Cincinnati City Hall
Posted at 4:56 PM, Jun 08, 2020
and last updated 2020-06-08 19:31:22-04

CINCINNATI — For the past three months, social distancing rules have meant the public could not attend city council meetings and hearings in person. As council prepares to tackle looming budget hearings, they're now also working to determine how the public can be invited back safely.

The city is just days away from releasing its upcoming budget and council expects, with public protests and a major coronavirus-inflicted deficit, that many members of the public will want to attend the hearings. Up until now, public interaction has been restricted to emailed questions and comments.
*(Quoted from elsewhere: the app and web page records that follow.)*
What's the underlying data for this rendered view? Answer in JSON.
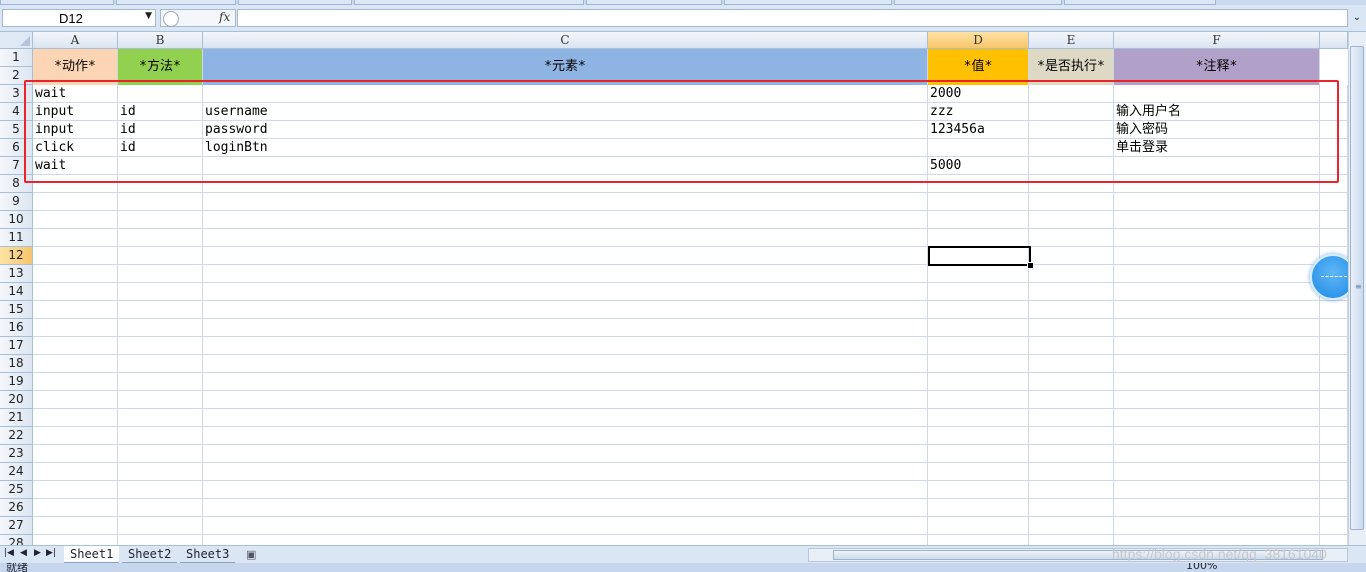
{
  "name_box": {
    "value": "D12"
  },
  "formula_bar": {
    "fx_label": "fx",
    "content": ""
  },
  "columns": [
    "A",
    "B",
    "C",
    "D",
    "E",
    "F"
  ],
  "active_column": "D",
  "rows": [
    "1",
    "2",
    "3",
    "4",
    "5",
    "6",
    "7",
    "8",
    "9",
    "10",
    "11",
    "12",
    "13",
    "14",
    "15",
    "16",
    "17",
    "18",
    "19",
    "20",
    "21",
    "22",
    "23",
    "24",
    "25",
    "26",
    "27",
    "28"
  ],
  "active_row": "12",
  "header_row": [
    "*动作*",
    "*方法*",
    "*元素*",
    "*值*",
    "*是否执行*",
    "*注释*"
  ],
  "header_colors": [
    "#fcd5b4",
    "#92d050",
    "#8db4e2",
    "#ffc000",
    "#ddd9c4",
    "#b1a0c7"
  ],
  "data_rows": [
    [
      "wait",
      "",
      "",
      "2000",
      "",
      ""
    ],
    [
      "input",
      "id",
      "username",
      "zzz",
      "",
      "输入用户名"
    ],
    [
      "input",
      "id",
      "password",
      "123456a",
      "",
      "输入密码"
    ],
    [
      "click",
      "id",
      "loginBtn",
      "",
      "",
      "单击登录"
    ],
    [
      "wait",
      "",
      "",
      "5000",
      "",
      ""
    ]
  ],
  "sheet_tabs": [
    "Sheet1",
    "Sheet2",
    "Sheet3"
  ],
  "active_sheet": "Sheet1",
  "watermark": "https://blog.csdn.net/qq_38161040",
  "status": {
    "ready": "就绪",
    "zoom": "100%"
  },
  "annotation_color": "#e8252a"
}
A major budget deficit means budget cuts, which is expected to draw public attention from those who want to make themselves heard. In addition, protests in Cincinnati in the last two weeks over police brutality have citizens calling for changes in how public safety is funded.

"The issues that are driving the protests have a financial implication," said David Mann, city council member. "And I'm guessing folks are going to think, 'your chances to make policy is this budget.'"

Next week, council plans to reopen to the public. As part of the process to pass the upcoming budget, the city is required to have public hearings. On Monday, the budget committee grappled with how to accomplish that safely, as COVID-19 still poses a threat to communities.

"I think it should be in person, and then if someone has a medical issue, they should be able to do it virtually," said Betsy Sundermann, city council member.

One concern is that city hall is too small for the amount of public participation they expect. Council member P.G. Sittenfeld posed the question of where overflow constituents would have to go while they waited their turn to be heard. As a result, the group settled on using the Duke Energy Convention Center, which can safely accommodate a large crowd with adequate space for social distancing.

"There's a lot more space," said Mann. "And if we have hundreds and hundreds and hundreds, they can be managed there."

Cincinnatians will be able to attend the meeting in person or virtually, through Zoom. Comments can still be submitted through email as well.

"This year it's different, because of the issues that relate to everything that thousands of people are on these streets about," said Mann.

The budget will be released on Thursday by the city manager and mayor. It'll go to council on Monday, then be put up for public hearing on June 16 and 18.

The city is also looking into ways to provide parking options for those who want to attend next week.